Data supplied →
====

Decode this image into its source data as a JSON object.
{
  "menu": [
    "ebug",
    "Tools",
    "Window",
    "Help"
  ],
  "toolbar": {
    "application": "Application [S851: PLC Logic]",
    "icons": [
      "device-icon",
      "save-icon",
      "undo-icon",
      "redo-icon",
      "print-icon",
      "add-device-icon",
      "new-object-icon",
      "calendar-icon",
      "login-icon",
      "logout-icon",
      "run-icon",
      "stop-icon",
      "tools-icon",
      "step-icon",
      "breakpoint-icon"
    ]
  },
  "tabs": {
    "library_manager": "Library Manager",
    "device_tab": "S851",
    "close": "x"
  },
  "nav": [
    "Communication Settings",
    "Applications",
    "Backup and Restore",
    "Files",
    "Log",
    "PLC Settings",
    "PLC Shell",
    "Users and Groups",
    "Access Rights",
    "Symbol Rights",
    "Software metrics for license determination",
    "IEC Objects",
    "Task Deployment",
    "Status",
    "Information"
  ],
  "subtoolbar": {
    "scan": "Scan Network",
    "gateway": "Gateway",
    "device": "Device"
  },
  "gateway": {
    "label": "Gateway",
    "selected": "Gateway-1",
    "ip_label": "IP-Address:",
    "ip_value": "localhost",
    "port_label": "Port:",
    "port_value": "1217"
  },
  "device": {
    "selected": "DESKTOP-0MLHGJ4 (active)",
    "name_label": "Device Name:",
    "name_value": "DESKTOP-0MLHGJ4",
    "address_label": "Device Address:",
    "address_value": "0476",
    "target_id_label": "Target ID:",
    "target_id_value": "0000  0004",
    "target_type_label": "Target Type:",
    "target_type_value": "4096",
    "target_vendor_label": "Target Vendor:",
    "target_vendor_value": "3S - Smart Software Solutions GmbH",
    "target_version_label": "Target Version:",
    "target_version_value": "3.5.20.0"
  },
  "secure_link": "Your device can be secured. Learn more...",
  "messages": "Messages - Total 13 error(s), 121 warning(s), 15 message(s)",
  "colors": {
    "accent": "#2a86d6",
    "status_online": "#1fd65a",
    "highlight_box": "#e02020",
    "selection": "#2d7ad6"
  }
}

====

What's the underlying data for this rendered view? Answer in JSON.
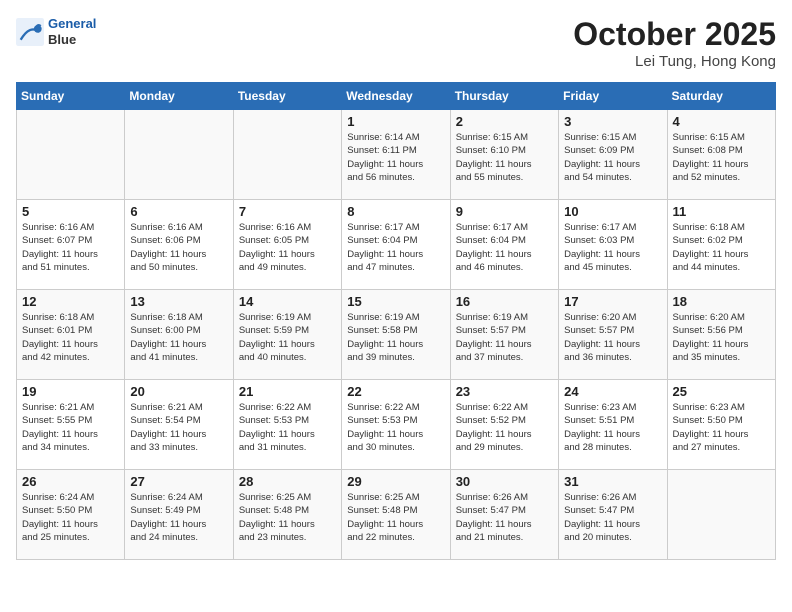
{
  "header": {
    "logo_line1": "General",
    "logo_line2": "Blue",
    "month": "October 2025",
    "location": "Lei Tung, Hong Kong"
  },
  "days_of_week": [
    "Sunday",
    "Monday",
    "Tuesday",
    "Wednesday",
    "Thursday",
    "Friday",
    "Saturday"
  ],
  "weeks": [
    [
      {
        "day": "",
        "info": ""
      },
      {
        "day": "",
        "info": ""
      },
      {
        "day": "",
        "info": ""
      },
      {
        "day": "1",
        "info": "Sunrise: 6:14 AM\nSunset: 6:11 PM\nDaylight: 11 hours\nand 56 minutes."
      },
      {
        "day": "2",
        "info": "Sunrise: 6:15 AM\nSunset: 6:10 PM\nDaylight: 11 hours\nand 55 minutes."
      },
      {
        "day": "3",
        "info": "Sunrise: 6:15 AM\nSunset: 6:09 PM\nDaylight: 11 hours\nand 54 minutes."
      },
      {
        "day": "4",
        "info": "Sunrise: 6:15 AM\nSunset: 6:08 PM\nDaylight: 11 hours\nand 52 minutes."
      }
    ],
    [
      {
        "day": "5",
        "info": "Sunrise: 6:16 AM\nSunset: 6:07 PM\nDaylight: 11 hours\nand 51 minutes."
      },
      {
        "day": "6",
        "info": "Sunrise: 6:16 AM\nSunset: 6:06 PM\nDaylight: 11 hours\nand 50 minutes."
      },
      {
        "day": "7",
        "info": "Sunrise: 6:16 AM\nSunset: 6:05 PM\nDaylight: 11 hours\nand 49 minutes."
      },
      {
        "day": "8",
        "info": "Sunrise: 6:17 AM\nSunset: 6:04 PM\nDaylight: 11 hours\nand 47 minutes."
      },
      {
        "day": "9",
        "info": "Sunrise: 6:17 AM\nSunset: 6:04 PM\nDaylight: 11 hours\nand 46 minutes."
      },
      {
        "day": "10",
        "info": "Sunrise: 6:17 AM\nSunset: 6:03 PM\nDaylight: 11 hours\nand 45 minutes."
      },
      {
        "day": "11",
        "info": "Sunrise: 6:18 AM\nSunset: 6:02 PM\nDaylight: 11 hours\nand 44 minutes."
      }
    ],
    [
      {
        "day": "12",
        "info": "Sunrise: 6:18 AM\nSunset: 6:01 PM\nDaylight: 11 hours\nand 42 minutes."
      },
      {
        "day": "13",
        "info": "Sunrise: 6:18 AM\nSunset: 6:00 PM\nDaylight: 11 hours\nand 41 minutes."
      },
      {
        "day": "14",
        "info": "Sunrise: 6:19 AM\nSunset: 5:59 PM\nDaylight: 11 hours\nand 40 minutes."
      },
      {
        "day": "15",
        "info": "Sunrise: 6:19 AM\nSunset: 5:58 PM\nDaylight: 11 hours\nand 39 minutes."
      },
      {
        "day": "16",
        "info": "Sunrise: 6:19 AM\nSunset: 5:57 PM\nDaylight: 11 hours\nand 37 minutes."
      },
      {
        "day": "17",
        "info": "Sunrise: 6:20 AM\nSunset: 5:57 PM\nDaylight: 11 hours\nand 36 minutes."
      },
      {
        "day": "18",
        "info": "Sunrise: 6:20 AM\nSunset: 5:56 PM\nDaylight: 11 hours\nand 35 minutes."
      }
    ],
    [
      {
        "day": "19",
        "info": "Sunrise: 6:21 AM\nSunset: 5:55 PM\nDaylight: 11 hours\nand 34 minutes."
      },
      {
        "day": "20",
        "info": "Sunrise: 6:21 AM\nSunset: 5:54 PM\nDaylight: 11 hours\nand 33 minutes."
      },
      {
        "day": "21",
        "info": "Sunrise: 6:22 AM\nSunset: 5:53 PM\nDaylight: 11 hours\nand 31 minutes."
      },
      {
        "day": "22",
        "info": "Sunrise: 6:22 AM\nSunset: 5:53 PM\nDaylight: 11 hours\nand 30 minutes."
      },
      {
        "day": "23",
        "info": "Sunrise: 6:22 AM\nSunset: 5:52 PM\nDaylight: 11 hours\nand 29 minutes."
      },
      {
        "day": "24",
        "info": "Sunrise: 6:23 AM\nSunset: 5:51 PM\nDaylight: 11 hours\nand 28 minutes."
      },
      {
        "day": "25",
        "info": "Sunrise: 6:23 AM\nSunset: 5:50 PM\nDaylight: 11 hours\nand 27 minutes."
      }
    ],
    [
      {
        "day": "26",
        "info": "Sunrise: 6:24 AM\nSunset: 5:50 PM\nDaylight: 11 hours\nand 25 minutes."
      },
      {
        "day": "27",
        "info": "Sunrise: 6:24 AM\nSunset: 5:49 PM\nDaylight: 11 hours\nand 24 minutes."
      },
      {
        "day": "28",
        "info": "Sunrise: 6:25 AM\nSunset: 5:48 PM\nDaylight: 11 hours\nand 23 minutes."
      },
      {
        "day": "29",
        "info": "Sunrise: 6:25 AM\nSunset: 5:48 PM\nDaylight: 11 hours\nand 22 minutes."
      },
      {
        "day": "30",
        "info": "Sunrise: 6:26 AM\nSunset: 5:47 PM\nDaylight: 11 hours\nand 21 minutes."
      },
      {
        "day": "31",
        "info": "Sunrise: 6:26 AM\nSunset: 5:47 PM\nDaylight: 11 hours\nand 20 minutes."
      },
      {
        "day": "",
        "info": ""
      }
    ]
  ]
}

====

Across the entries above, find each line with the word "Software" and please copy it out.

    "Software metrics for license determination",
    "target_vendor_value": "3S - Smart Software Solutions GmbH",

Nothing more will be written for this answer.